In a win for common-sense, Queensland farmers now have clear right to create composts and other organic products on their own farms.
After a three-year review of the regulated waste classification and the waste-related Environmentally Relevant Activity frameworks, the Department of Environment and Science has finally amended legislation to allow farmers to legally manufacture organic composts on-farms.
The decision follows continued advocacy by the Queensland Farmers’ Federation (QFF), of which Growcom is a member, on behalf of peak state and national agriculture industry organisations.
While most growers may not have even realised they were potentially breaking the law with something as beneficial as composting (if producing more than 200 tonnes per year), it took significant effort from QFF to get this issue resolved after a Growcom member was threatened with a fine for composting without an Environmental Authority from the state government.
The horticulture industry recognises the need to improve soil structure and supply organic nutrients to grow a healthy crop. For years farmers have been amending their soils and improving soil quality through the application of their own manufactured quality compost products. However, the sector has never had a clear exemption for the manufacture of these composts on-farm until now.
Composts and organic products can help farmers to meet sustainability outcomes associated with best management practice. They help to build natural soil fertility which can lead to a reduction in the use of inorganic fertilisers. They are a win-win for farmers and the environment, reducing input costs and minimising the use of chemicals.
Because of this, Growcom welcomes the new farm compost exemption as the obvious answer to what is a common-sense activity.

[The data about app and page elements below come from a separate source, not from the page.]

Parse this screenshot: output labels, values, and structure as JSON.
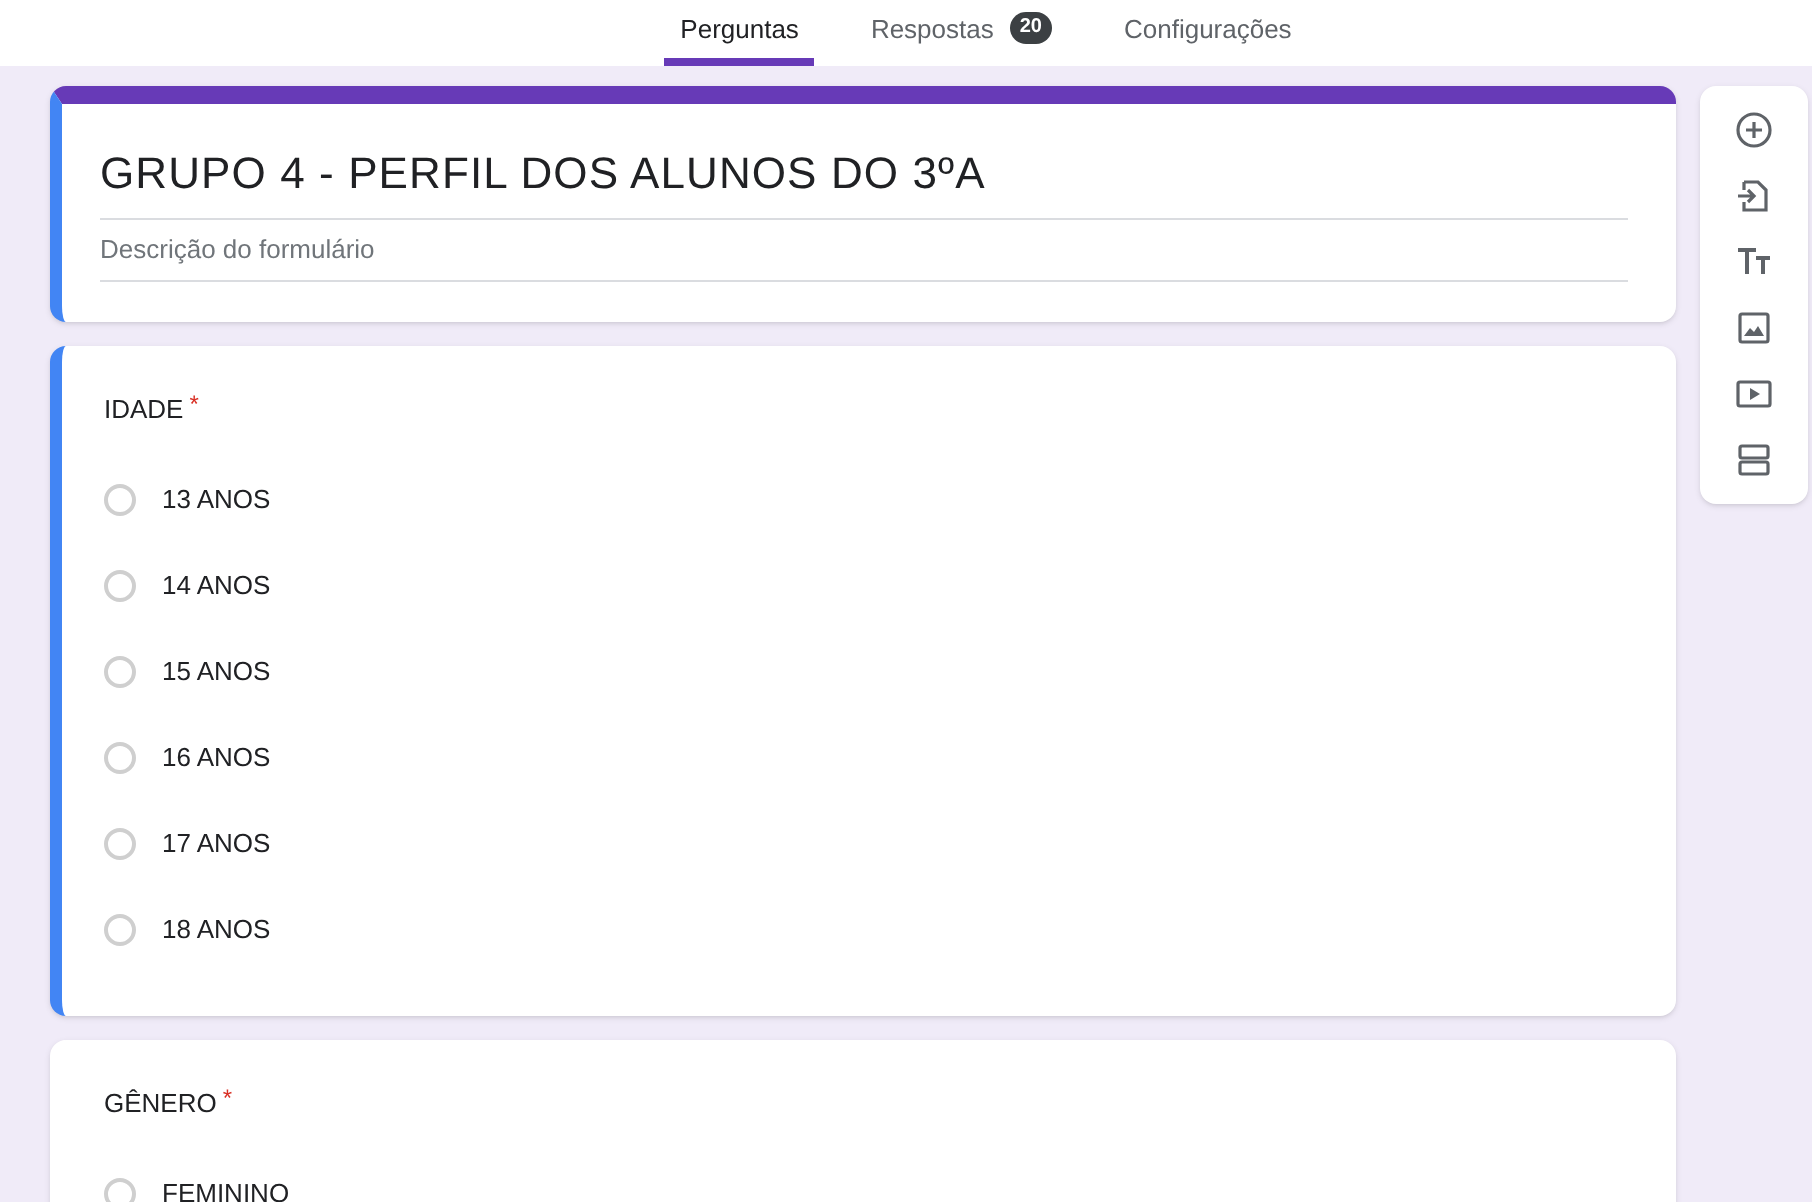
{
  "tabs": [
    {
      "label": "Perguntas",
      "selected": true
    },
    {
      "label": "Respostas",
      "selected": false,
      "badge": "20"
    },
    {
      "label": "Configurações",
      "selected": false
    }
  ],
  "form": {
    "title": "GRUPO 4 - PERFIL DOS ALUNOS DO 3ºA",
    "description": {
      "placeholder": "Descrição do formulário"
    }
  },
  "questions": [
    {
      "title": "IDADE",
      "required_mark": "*",
      "focused": true,
      "options": [
        {
          "label": "13 ANOS"
        },
        {
          "label": "14 ANOS"
        },
        {
          "label": "15 ANOS"
        },
        {
          "label": "16 ANOS"
        },
        {
          "label": "17 ANOS"
        },
        {
          "label": "18 ANOS"
        }
      ]
    },
    {
      "title": "GÊNERO",
      "required_mark": "*",
      "focused": false,
      "options": [
        {
          "label": "FEMININO"
        }
      ]
    }
  ],
  "toolbar": [
    {
      "kind": "add"
    },
    {
      "kind": "import"
    },
    {
      "kind": "title"
    },
    {
      "kind": "image"
    },
    {
      "kind": "video"
    },
    {
      "kind": "section"
    }
  ]
}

In particular, we thank QFF for leading the charge in advocacy to amend the legislation so farmers can legally manufacture compost for use on their own farms.